Health education is an extremely effective tool. It advances health equity and outcomes, reduces health disparities, and empowers their members. We’ve identified five best practices that we use in our health education content to ensure clear communications that promote health literacy:


  1. Keep it simple and accessible. Member education must be easily understood in order to improve outcomes.2,3 Content should promote clear communication between healthcare providers and their members, so that members can take an active role in decisions about their health. Focus on “need to know” information, avoid medical jargon, and keep sentences short.

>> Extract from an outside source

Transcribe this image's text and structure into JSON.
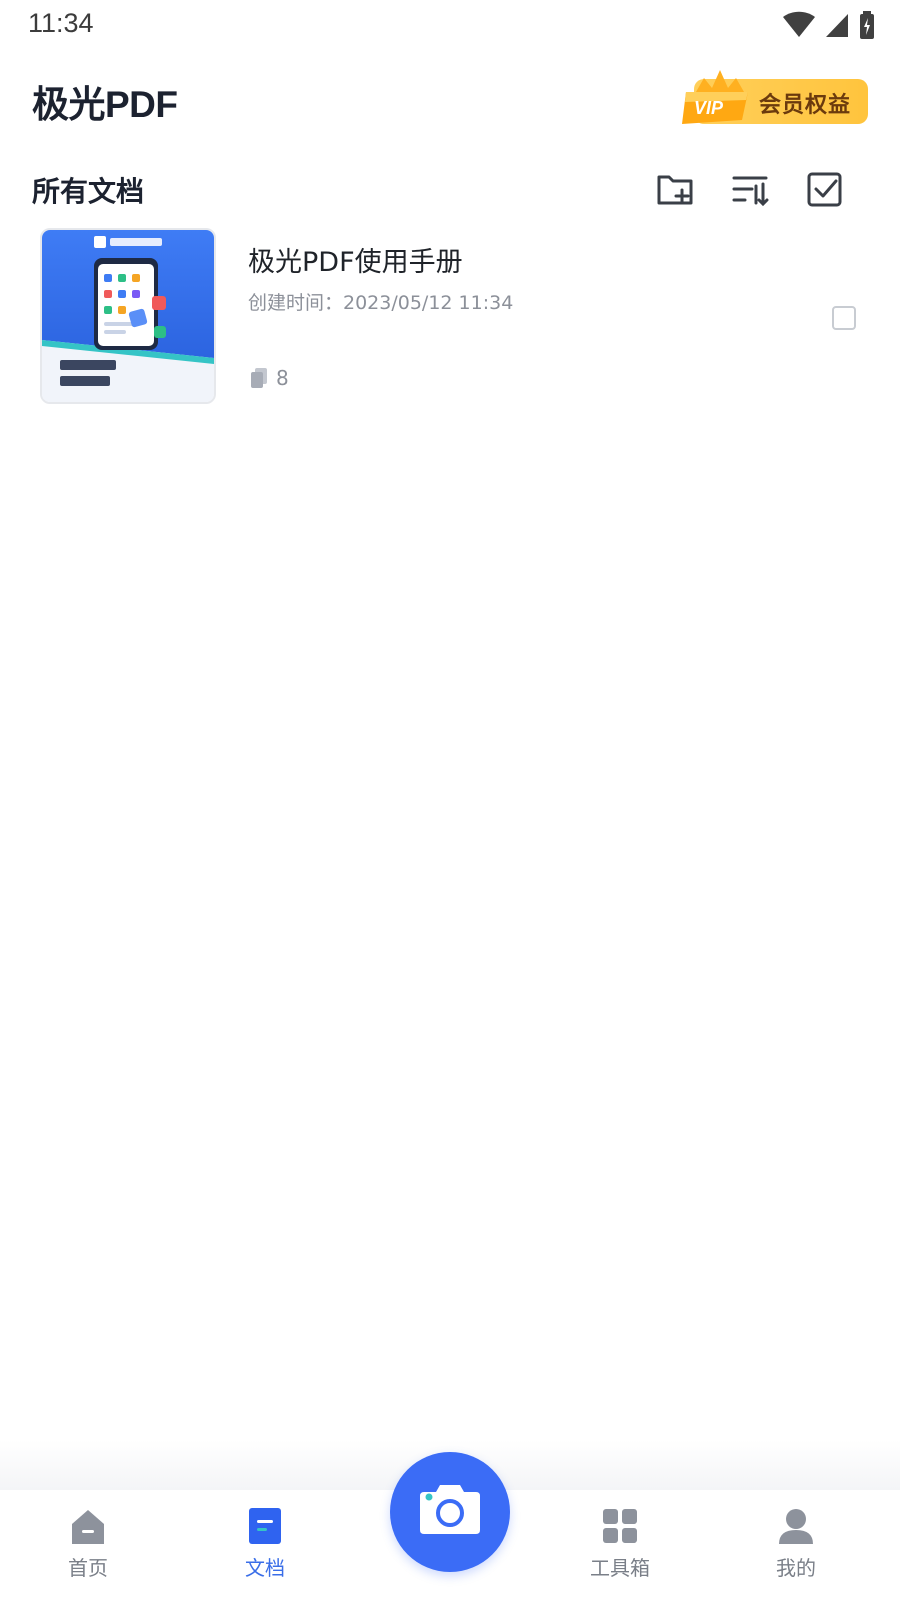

    Educational components should offer actionable content, giving specific instructions on what the reader should do. Break up text into chunks and present information in bulleted lists for easy reference. Strive for a reading level of 6th to 7th grade. If possible, provide access to educational resources at even lower levels (6-5th grade) to establish literacy for all your members.

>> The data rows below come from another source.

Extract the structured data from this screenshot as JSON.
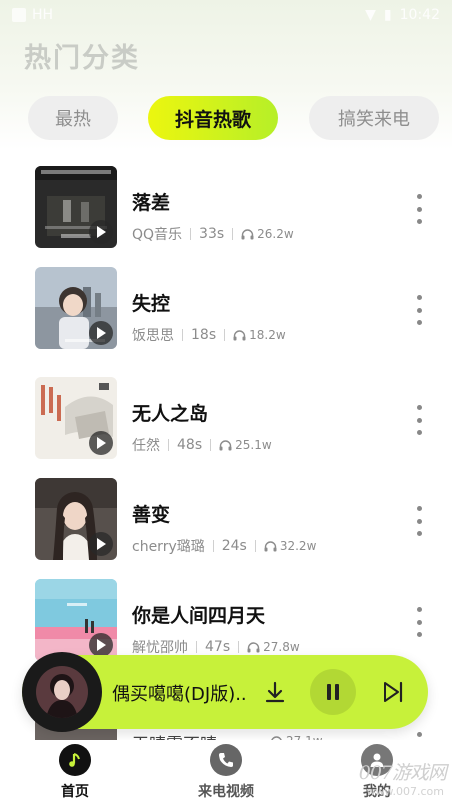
{
  "status_bar": {
    "left": "HH",
    "right": "10:42"
  },
  "page": {
    "title": "热门分类"
  },
  "tabs": [
    {
      "label": "最热",
      "active": false
    },
    {
      "label": "抖音热歌",
      "active": true
    },
    {
      "label": "搞笑来电",
      "active": false
    }
  ],
  "songs": [
    {
      "title": "落差",
      "artist": "QQ音乐",
      "duration": "33s",
      "plays": "26.2w"
    },
    {
      "title": "失控",
      "artist": "饭思思",
      "duration": "18s",
      "plays": "18.2w"
    },
    {
      "title": "无人之岛",
      "artist": "任然",
      "duration": "48s",
      "plays": "25.1w"
    },
    {
      "title": "善变",
      "artist": "cherry璐璐",
      "duration": "24s",
      "plays": "32.2w"
    },
    {
      "title": "你是人间四月天",
      "artist": "解忧邵帅",
      "duration": "47s",
      "plays": "27.8w"
    },
    {
      "title": "天晴需不晴",
      "artist": "",
      "duration": "",
      "plays": "27.1w"
    }
  ],
  "player": {
    "title": "偶买噶噶(DJ版)..",
    "state": "playing"
  },
  "bottom_nav": [
    {
      "label": "首页",
      "icon": "music-note-icon",
      "active": true
    },
    {
      "label": "来电视频",
      "icon": "phone-icon",
      "active": false
    },
    {
      "label": "我的",
      "icon": "user-icon",
      "active": false
    }
  ],
  "colors": {
    "accent": "#c7f13a",
    "tab_gradient_start": "#ecf60f",
    "tab_gradient_end": "#b6ef28"
  },
  "watermark": {
    "main": "007游戏网",
    "sub": "www.007.com"
  }
}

    Don’t forget accessibility. Be sure health content is available to people with disabilities. Use clear and simple language, provide alternative formats such as audio, alt text, or closed captioning, and ensure that your website and content are compatible with assistive technologies.

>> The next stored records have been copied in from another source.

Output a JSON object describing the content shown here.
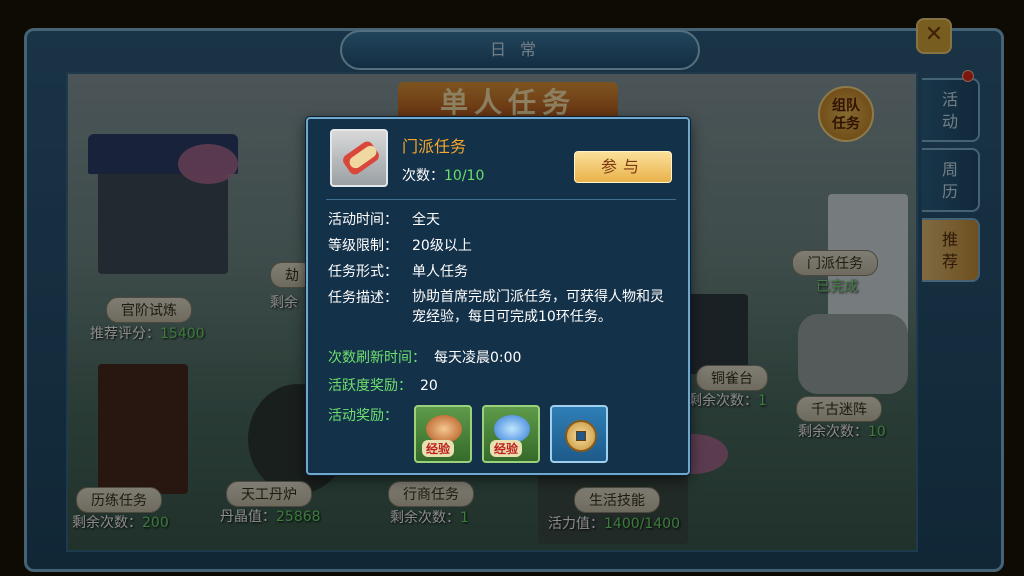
{
  "window": {
    "title": "日常",
    "close_symbol": "✕"
  },
  "scene": {
    "banner": "单人任务",
    "team_button": "组队\n任务",
    "labels": [
      {
        "name": "官阶试炼",
        "sub_key": "推荐评分：",
        "sub_val": "15400"
      },
      {
        "name": "劫",
        "sub_key": "剩余",
        "sub_val": ""
      },
      {
        "name": "历练任务",
        "sub_key": "剩余次数：",
        "sub_val": "200"
      },
      {
        "name": "天工丹炉",
        "sub_key": "丹晶值：",
        "sub_val": "25868"
      },
      {
        "name": "行商任务",
        "sub_key": "剩余次数：",
        "sub_val": "1"
      },
      {
        "name": "生活技能",
        "sub_key": "活力值：",
        "sub_val": "1400/1400"
      },
      {
        "name": "铜雀台",
        "sub_key": "剩余次数：",
        "sub_val": "1"
      },
      {
        "name": "千古迷阵",
        "sub_key": "剩余次数：",
        "sub_val": "10"
      },
      {
        "name": "门派任务",
        "status": "已完成"
      }
    ]
  },
  "tabs": [
    {
      "label": "活动",
      "active": false
    },
    {
      "label": "周历",
      "active": false
    },
    {
      "label": "推荐",
      "active": true
    }
  ],
  "popup": {
    "task_name": "门派任务",
    "count_label": "次数：",
    "count_value": "10/10",
    "join_label": "参与",
    "rows": [
      {
        "key": "活动时间：",
        "value": "全天"
      },
      {
        "key": "等级限制：",
        "value": "20级以上"
      },
      {
        "key": "任务形式：",
        "value": "单人任务"
      }
    ],
    "desc_key": "任务描述：",
    "desc_value": "协助首席完成门派任务，可获得人物和灵宠经验，每日可完成10环任务。",
    "refresh_key": "次数刷新时间：",
    "refresh_value": "每天凌晨0:00",
    "activity_key": "活跃度奖励：",
    "activity_value": "20",
    "reward_key": "活动奖励：",
    "rewards": [
      {
        "icon": "person-exp-icon",
        "tag": "经验"
      },
      {
        "icon": "pet-exp-icon",
        "tag": "经验"
      },
      {
        "icon": "coin-icon",
        "tag": ""
      }
    ]
  }
}
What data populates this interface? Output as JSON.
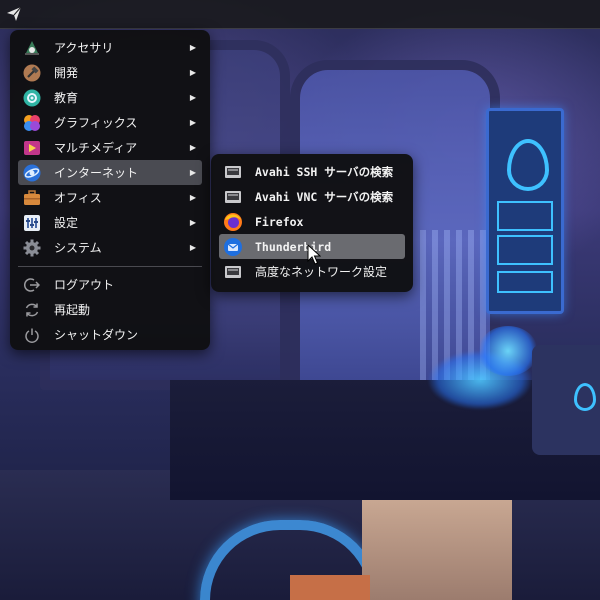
{
  "main_menu": {
    "items": [
      {
        "label": "アクセサリ",
        "icon": "accessories-icon",
        "submenu": true
      },
      {
        "label": "開発",
        "icon": "development-icon",
        "submenu": true
      },
      {
        "label": "教育",
        "icon": "education-icon",
        "submenu": true
      },
      {
        "label": "グラフィックス",
        "icon": "graphics-icon",
        "submenu": true
      },
      {
        "label": "マルチメディア",
        "icon": "multimedia-icon",
        "submenu": true
      },
      {
        "label": "インターネット",
        "icon": "internet-icon",
        "submenu": true,
        "active": true
      },
      {
        "label": "オフィス",
        "icon": "office-icon",
        "submenu": true
      },
      {
        "label": "設定",
        "icon": "settings-icon",
        "submenu": true
      },
      {
        "label": "システム",
        "icon": "system-icon",
        "submenu": true
      }
    ],
    "session": [
      {
        "label": "ログアウト",
        "icon": "logout-icon"
      },
      {
        "label": "再起動",
        "icon": "reboot-icon"
      },
      {
        "label": "シャットダウン",
        "icon": "shutdown-icon"
      }
    ],
    "arrow_glyph": "▶"
  },
  "internet_submenu": {
    "items": [
      {
        "label": "Avahi SSH サーバの検索",
        "icon": "network-icon"
      },
      {
        "label": "Avahi VNC サーバの検索",
        "icon": "network-icon"
      },
      {
        "label": "Firefox",
        "icon": "firefox-icon"
      },
      {
        "label": "Thunderbird",
        "icon": "thunderbird-icon",
        "active": true
      },
      {
        "label": "高度なネットワーク設定",
        "icon": "network-icon"
      }
    ]
  },
  "colors": {
    "menu_bg": "#101012",
    "active_bg": "#4a4b52",
    "text": "#f2f2f2"
  }
}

  2. Include visual aids. People have different learning styles, and visual aids can often help them better understand information. Graphics, images, diagrams, and videos can be powerful reinforcers of key ideas in the text. Providing adequate white space is also a visual aid. It gives the sense that the information being presented isn’t too intimidating to read – and helps with health literacy.
  3. Use inclusive language. Your members are highly diverse in age, gender, race, ethnicity, culture, sexual orientation, family makeup, and physical ability. For education to be effective, readers must be able to identify with the content and recognize how it applies to them.5 Inclusive language and imagery help build those connections. Use person-first, gender-neutral language and images that portray diverse people in a positive and respectful manner.
  4. Be culturally sensitive. Recognize the importance of cultural sensitivity to create health content that’s inclusive. We work closely with clients to understand the cultural beliefs and practices of the audiences they are targeting, and provide guidance on how to communicate health information in a way that is respectful and culturally appropriate.
  5. Discuss SDOH openly. It’s imperative to address the non-medical factors that influence a member’s health. Educate members on how SDOH may impact their condition, and empower them to engage in conversations about SDOH with their healthcare team. The goal is to provide relevant resources to meet members’ SDOH-related needs if they are facing barriers such as transportation, financial stress, or access to food.  As SDOH-related efforts will constantly evolve, it’s important to continuously develop resources to navigate complex member issues.

Member education is a powerful tool to enhance health plan engagement and advance health equity.6  WebMD Ignite supports payers and the diverse populations they serve through member acquisition and education, from Discovery to Recovery.

Learn more about our education solutions for health plans